The Japanese and Germans were both influenced by philosophies that led their people to believe they were superior to other nationalities and races. So crossing this ethical threshold in war, by using their advanced weapons to destroy other countries, diminish their ability to defend themselves and walk in and help themselves to the resources was justifiable. The fact that the United States was defending most of those people, and perhaps ourselves too, should not lead us to believe that we are better people than those against whom we fought, and thus buy into the same moral bankruptcy that they accepted. It is understandable that in order to win the war and defend people from exploitation, we had to fight it with the same tactics as the enemy, which included terror bombing of cities full of civilian non-combatants, and the burning and destruction of cultural monuments and historical icons like Dresden, Wurzburg, and Vienna, and Tokyo, Osaka and Kyoto. But we haven’t learned the lesson if we consider Hiroshima and Nagasaki as retaliation for Pearl Harbor. That gets into measuring the value of American lives and casualties by the numbers against the nameless, faceless Japanese people who were incinerated by an atom bomb. There’s no quid pro quo here. That’s what Hiroshima teaches us.

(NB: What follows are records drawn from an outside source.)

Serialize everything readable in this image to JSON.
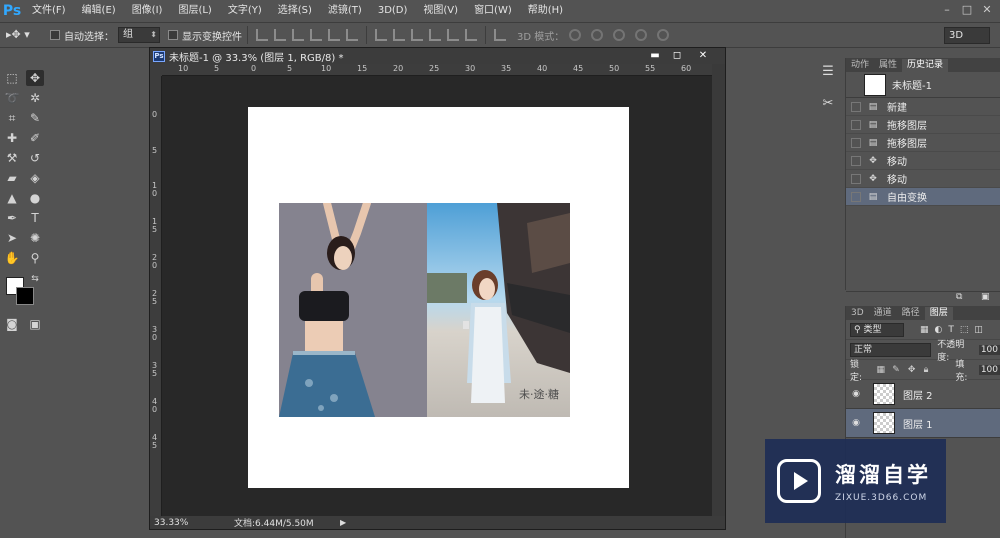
{
  "app": {
    "logo": "Ps"
  },
  "menu": [
    "文件(F)",
    "编辑(E)",
    "图像(I)",
    "图层(L)",
    "文字(Y)",
    "选择(S)",
    "滤镜(T)",
    "3D(D)",
    "视图(V)",
    "窗口(W)",
    "帮助(H)"
  ],
  "options": {
    "auto_select_label": "自动选择：",
    "auto_select_value": "组",
    "show_transform_label": "显示变换控件",
    "mode3d_label": "3D 模式：",
    "workspace": "3D"
  },
  "document": {
    "title": "未标题-1 @ 33.3% (图层 1, RGB/8) *",
    "zoom": "33.33%",
    "doc_size": "文档:6.44M/5.50M",
    "ruler_top": [
      "10",
      "5",
      "0",
      "5",
      "10",
      "15",
      "20",
      "25",
      "30",
      "35",
      "40",
      "45",
      "50",
      "55",
      "60"
    ],
    "ruler_left": [
      "0",
      "5",
      "1 0",
      "1 5",
      "2 0",
      "2 5",
      "3 0",
      "3 5",
      "4 0",
      "4 5"
    ],
    "photo_signature": "未·途·糖"
  },
  "history_panel": {
    "tabs": [
      "动作",
      "属性",
      "历史记录"
    ],
    "snapshot": "未标题-1",
    "items": [
      {
        "label": "新建",
        "icon": "document-icon"
      },
      {
        "label": "拖移图层",
        "icon": "document-icon"
      },
      {
        "label": "拖移图层",
        "icon": "document-icon"
      },
      {
        "label": "移动",
        "icon": "move-icon"
      },
      {
        "label": "移动",
        "icon": "move-icon"
      },
      {
        "label": "自由变换",
        "icon": "document-icon",
        "selected": true
      }
    ]
  },
  "layers_panel": {
    "tabs": [
      "3D",
      "通道",
      "路径",
      "图层"
    ],
    "filter": "类型",
    "blend_mode": "正常",
    "opacity_label": "不透明度:",
    "opacity_value": "100",
    "lock_label": "锁定:",
    "fill_label": "填充:",
    "fill_value": "100",
    "layers": [
      {
        "name": "图层 2",
        "selected": false
      },
      {
        "name": "图层 1",
        "selected": true
      }
    ]
  },
  "watermark": {
    "title": "溜溜自学",
    "subtitle": "ZIXUE.3D66.COM"
  },
  "colors": {
    "accent_selected": "#5f6a7d",
    "ps_blue": "#31a8ff"
  }
}
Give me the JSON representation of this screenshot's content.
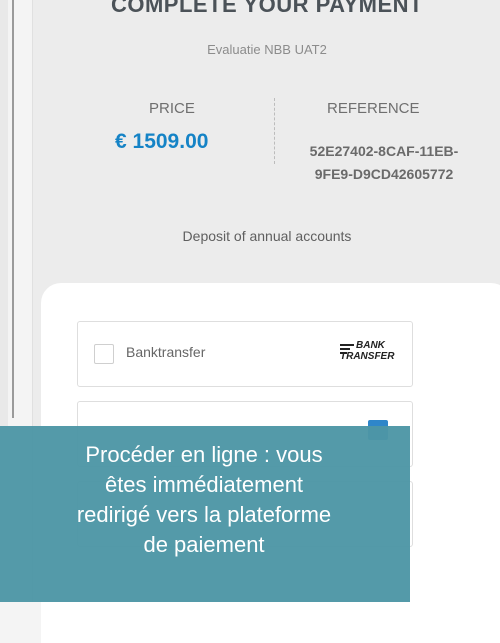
{
  "payment": {
    "title": "COMPLETE YOUR PAYMENT",
    "subtitle": "Evaluatie NBB UAT2",
    "price_label": "PRICE",
    "price_value": "€ 1509.00",
    "reference_label": "REFERENCE",
    "reference_value": "52E27402-8CAF-11EB-9FE9-D9CD42605772",
    "description": "Deposit of annual accounts"
  },
  "methods": [
    {
      "label": "Banktransfer",
      "logo_line1": "BANK",
      "logo_line2": "TRANSFER",
      "checked": false
    },
    {
      "label": "",
      "checked": true
    },
    {
      "label": "",
      "checked": false
    }
  ],
  "tooltip": {
    "text": "Procéder en ligne : vous\nêtes immédiatement\nredirigé vers la plateforme\nde paiement"
  },
  "colors": {
    "accent": "#1583c6",
    "tooltip_bg": "#4d96a5"
  }
}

Let’s not get on a moral high horse here. While there are those among us who are bothered by the fact that the United States remains the only nation in the world to use a nuclear weapon in combat, twice, and bothered by the whole air war and bombing campaign, there are plenty of others who simply see that giving back to the Germans and Japanese what they had done to their weaker enemies, and what the Japanese in particular did to us at Pearl Harbor, Corregidor, and Bataan, was the right thing to do, and that they, collectively, deserved what happened to them. If there’s any glory to claim, it should be done with a repentant attitude, realizing that we do indeed have the ability to avoid ever having to do something like this again, and we should take every advantage of every opportunity that affords itself to us to do so.
Technology isn’t moving backward. So human wisdom must be coupled with a higher power, the wisdom of God, in order to avoid any more Hiroshimas.